PROVIDED RECORDS
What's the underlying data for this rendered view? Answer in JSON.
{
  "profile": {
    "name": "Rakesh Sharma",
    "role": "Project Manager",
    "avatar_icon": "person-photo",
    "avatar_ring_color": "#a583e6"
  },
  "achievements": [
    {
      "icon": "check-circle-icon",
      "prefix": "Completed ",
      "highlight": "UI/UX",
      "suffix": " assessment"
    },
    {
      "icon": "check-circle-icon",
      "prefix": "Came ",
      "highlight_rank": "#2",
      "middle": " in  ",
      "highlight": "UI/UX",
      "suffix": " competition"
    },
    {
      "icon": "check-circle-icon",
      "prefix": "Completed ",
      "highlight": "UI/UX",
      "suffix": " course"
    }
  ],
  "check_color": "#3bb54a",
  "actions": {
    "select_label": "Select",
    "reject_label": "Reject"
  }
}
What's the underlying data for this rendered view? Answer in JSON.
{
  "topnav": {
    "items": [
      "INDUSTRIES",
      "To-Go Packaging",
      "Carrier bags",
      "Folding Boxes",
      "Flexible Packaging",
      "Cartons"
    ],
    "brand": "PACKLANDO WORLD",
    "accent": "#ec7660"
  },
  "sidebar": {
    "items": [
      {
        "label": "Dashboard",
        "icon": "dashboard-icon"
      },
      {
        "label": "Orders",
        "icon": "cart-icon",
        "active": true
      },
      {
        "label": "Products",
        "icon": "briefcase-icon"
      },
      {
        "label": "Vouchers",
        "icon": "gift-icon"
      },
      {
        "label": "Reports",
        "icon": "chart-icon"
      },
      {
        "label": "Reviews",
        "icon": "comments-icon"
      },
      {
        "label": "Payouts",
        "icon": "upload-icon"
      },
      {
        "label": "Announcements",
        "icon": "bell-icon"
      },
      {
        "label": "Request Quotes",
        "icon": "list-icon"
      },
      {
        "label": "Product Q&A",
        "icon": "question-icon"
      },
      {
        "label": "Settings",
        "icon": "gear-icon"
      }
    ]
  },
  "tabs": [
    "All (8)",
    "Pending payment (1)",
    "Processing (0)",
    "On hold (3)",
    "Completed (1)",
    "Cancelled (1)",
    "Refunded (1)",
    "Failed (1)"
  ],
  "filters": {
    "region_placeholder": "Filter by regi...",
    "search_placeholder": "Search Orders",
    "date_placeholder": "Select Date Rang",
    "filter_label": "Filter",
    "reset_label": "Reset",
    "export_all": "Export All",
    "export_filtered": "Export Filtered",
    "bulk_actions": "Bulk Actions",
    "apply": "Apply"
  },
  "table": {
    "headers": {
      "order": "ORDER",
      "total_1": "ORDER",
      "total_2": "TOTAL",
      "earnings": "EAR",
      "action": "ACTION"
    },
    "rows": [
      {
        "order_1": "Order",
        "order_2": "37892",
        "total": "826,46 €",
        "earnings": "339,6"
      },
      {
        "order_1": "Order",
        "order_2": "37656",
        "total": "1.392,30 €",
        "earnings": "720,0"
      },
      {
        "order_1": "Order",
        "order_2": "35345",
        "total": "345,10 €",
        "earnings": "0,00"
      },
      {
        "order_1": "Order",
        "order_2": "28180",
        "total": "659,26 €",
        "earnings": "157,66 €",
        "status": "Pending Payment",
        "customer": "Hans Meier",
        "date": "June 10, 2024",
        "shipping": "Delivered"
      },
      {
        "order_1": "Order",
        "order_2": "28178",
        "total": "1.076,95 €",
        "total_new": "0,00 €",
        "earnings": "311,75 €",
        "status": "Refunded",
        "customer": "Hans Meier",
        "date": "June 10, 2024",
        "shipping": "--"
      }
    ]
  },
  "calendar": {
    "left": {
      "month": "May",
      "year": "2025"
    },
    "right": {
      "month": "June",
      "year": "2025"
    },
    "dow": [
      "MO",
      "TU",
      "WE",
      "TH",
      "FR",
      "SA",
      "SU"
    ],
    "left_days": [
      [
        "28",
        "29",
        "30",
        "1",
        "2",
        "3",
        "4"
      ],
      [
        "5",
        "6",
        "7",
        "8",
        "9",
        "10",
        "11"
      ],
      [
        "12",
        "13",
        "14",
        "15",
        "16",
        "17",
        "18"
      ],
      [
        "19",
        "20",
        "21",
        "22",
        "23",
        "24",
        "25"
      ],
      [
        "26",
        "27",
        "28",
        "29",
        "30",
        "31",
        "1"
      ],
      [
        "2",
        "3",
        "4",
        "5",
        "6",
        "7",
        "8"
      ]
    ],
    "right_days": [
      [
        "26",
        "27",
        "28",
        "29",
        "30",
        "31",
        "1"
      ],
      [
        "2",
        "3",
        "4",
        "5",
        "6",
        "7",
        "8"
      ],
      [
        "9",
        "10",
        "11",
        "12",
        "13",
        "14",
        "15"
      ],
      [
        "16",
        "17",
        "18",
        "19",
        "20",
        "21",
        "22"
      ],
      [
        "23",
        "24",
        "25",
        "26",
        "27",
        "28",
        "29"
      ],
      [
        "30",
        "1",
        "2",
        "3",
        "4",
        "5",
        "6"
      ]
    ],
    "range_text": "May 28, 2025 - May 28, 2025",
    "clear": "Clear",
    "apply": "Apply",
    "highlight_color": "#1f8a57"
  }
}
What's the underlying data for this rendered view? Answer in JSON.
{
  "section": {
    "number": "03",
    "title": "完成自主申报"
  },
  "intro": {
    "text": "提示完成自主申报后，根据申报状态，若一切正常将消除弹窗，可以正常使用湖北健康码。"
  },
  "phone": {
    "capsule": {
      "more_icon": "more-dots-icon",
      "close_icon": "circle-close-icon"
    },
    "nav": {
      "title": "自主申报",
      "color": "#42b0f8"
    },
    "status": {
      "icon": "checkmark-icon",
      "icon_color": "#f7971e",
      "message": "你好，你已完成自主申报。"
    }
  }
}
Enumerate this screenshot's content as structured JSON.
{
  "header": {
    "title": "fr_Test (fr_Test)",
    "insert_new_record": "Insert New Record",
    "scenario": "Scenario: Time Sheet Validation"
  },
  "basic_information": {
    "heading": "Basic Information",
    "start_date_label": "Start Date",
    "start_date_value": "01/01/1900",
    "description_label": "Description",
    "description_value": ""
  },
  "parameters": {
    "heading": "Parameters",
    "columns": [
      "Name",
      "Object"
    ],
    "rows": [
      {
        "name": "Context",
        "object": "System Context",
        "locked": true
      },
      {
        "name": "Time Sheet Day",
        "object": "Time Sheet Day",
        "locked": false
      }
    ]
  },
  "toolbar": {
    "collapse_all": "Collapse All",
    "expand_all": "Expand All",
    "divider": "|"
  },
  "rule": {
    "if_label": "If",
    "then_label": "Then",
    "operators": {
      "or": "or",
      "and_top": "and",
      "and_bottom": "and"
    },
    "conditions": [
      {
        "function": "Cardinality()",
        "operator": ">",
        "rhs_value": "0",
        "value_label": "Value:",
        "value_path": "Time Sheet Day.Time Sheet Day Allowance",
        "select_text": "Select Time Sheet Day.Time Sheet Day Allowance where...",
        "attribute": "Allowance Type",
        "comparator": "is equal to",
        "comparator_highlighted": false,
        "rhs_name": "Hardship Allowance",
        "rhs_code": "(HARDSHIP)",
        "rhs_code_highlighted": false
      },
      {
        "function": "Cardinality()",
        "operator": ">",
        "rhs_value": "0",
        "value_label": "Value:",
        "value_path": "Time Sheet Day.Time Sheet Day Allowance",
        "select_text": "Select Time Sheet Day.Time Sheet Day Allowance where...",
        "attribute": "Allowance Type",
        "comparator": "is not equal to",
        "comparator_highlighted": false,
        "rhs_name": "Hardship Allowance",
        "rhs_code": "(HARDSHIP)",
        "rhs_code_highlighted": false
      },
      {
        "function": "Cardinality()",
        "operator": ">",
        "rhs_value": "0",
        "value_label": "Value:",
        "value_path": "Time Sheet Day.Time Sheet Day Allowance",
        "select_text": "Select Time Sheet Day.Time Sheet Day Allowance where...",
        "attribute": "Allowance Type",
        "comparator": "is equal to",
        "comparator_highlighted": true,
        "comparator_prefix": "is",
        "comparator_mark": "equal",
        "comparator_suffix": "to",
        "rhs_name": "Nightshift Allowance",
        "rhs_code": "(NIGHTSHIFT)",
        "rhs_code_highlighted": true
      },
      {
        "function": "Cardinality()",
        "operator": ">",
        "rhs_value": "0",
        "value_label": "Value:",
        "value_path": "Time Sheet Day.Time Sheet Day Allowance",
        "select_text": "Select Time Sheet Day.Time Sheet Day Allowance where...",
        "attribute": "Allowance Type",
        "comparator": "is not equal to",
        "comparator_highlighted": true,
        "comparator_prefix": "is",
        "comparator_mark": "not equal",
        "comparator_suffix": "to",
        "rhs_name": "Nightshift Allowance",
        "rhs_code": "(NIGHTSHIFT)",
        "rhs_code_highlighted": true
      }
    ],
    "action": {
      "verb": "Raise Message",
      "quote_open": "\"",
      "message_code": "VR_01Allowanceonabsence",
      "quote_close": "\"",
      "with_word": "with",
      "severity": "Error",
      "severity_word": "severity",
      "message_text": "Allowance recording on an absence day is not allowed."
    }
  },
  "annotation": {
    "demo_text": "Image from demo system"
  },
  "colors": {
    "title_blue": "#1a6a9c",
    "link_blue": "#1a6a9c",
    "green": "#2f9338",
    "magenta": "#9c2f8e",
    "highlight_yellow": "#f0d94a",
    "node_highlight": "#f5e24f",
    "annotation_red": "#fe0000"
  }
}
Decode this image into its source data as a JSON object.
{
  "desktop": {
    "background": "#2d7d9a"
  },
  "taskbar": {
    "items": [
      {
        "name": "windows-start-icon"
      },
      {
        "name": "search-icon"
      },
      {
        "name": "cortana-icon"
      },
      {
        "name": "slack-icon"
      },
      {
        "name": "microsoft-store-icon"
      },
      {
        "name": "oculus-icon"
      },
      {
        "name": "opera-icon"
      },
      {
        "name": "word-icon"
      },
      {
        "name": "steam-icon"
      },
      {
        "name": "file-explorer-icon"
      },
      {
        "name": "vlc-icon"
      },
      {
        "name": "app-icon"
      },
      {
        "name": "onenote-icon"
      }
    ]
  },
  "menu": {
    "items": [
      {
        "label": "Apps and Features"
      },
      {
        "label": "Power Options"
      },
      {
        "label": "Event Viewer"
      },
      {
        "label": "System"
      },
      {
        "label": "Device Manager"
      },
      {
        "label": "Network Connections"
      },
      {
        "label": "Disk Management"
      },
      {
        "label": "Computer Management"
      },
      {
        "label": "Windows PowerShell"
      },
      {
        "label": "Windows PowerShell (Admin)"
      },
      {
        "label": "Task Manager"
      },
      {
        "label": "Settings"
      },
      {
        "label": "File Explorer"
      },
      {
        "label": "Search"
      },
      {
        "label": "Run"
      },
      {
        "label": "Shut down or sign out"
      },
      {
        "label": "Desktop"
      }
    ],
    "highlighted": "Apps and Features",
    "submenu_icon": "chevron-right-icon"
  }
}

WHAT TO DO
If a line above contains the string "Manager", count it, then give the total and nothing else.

SOLUTION TO THE PROBLEM
3